Extract each line holding the word "true" from the entries.

● **EXERCISE INPUT**:
━━━━
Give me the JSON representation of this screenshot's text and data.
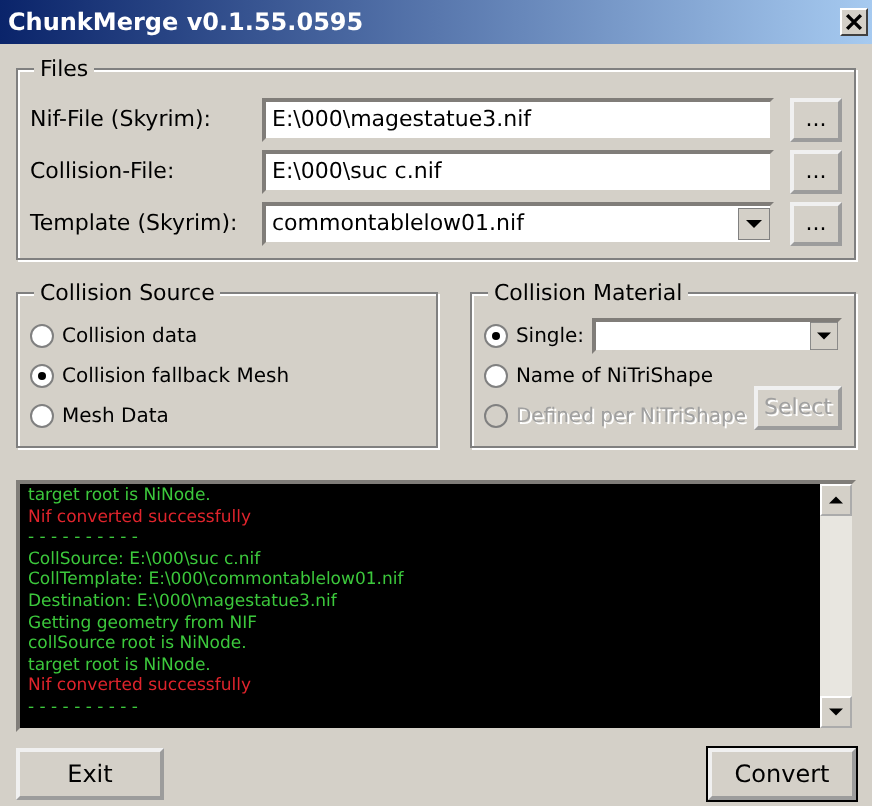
{
  "window": {
    "title": "ChunkMerge  v0.1.55.0595"
  },
  "files": {
    "title": "Files",
    "rows": [
      {
        "label": "Nif-File (Skyrim):",
        "kind": "text",
        "value": "E:\\000\\magestatue3.nif",
        "browse": "..."
      },
      {
        "label": "Collision-File:",
        "kind": "text",
        "value": "E:\\000\\suc c.nif",
        "browse": "..."
      },
      {
        "label": "Template (Skyrim):",
        "kind": "combo",
        "value": "commontablelow01.nif",
        "browse": "..."
      }
    ]
  },
  "collision_source": {
    "title": "Collision Source",
    "options": [
      {
        "label": "Collision data",
        "selected": false
      },
      {
        "label": "Collision fallback Mesh",
        "selected": true
      },
      {
        "label": "Mesh Data",
        "selected": false
      }
    ]
  },
  "collision_material": {
    "title": "Collision Material",
    "options": [
      {
        "label": "Single:",
        "selected": true,
        "disabled": false,
        "kind": "combo"
      },
      {
        "label": "Name of NiTriShape",
        "selected": false,
        "disabled": false,
        "kind": "plain"
      },
      {
        "label": "Defined per NiTriShape",
        "selected": false,
        "disabled": true,
        "kind": "plain"
      }
    ],
    "select_button": {
      "label": "Select",
      "disabled": true
    }
  },
  "log": [
    {
      "text": "target root is NiNode.",
      "kind": "info"
    },
    {
      "text": "Nif converted successfully",
      "kind": "success"
    },
    {
      "text": "- - - - - - - - - -",
      "kind": "info"
    },
    {
      "text": "CollSource:  E:\\000\\suc c.nif",
      "kind": "info"
    },
    {
      "text": "CollTemplate:  E:\\000\\commontablelow01.nif",
      "kind": "info"
    },
    {
      "text": "Destination:  E:\\000\\magestatue3.nif",
      "kind": "info"
    },
    {
      "text": "Getting geometry from NIF",
      "kind": "info"
    },
    {
      "text": "collSource root is NiNode.",
      "kind": "info"
    },
    {
      "text": "target root is NiNode.",
      "kind": "info"
    },
    {
      "text": "Nif converted successfully",
      "kind": "success"
    },
    {
      "text": "- - - - - - - - - -",
      "kind": "info"
    }
  ],
  "buttons": [
    {
      "label": "Exit",
      "default": false
    },
    {
      "label": "Convert",
      "default": true
    }
  ]
}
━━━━
● **TASK ANSWER**:
        "selected": true
        "selected": true,
        "disabled": true,
      "disabled": true
      "default": true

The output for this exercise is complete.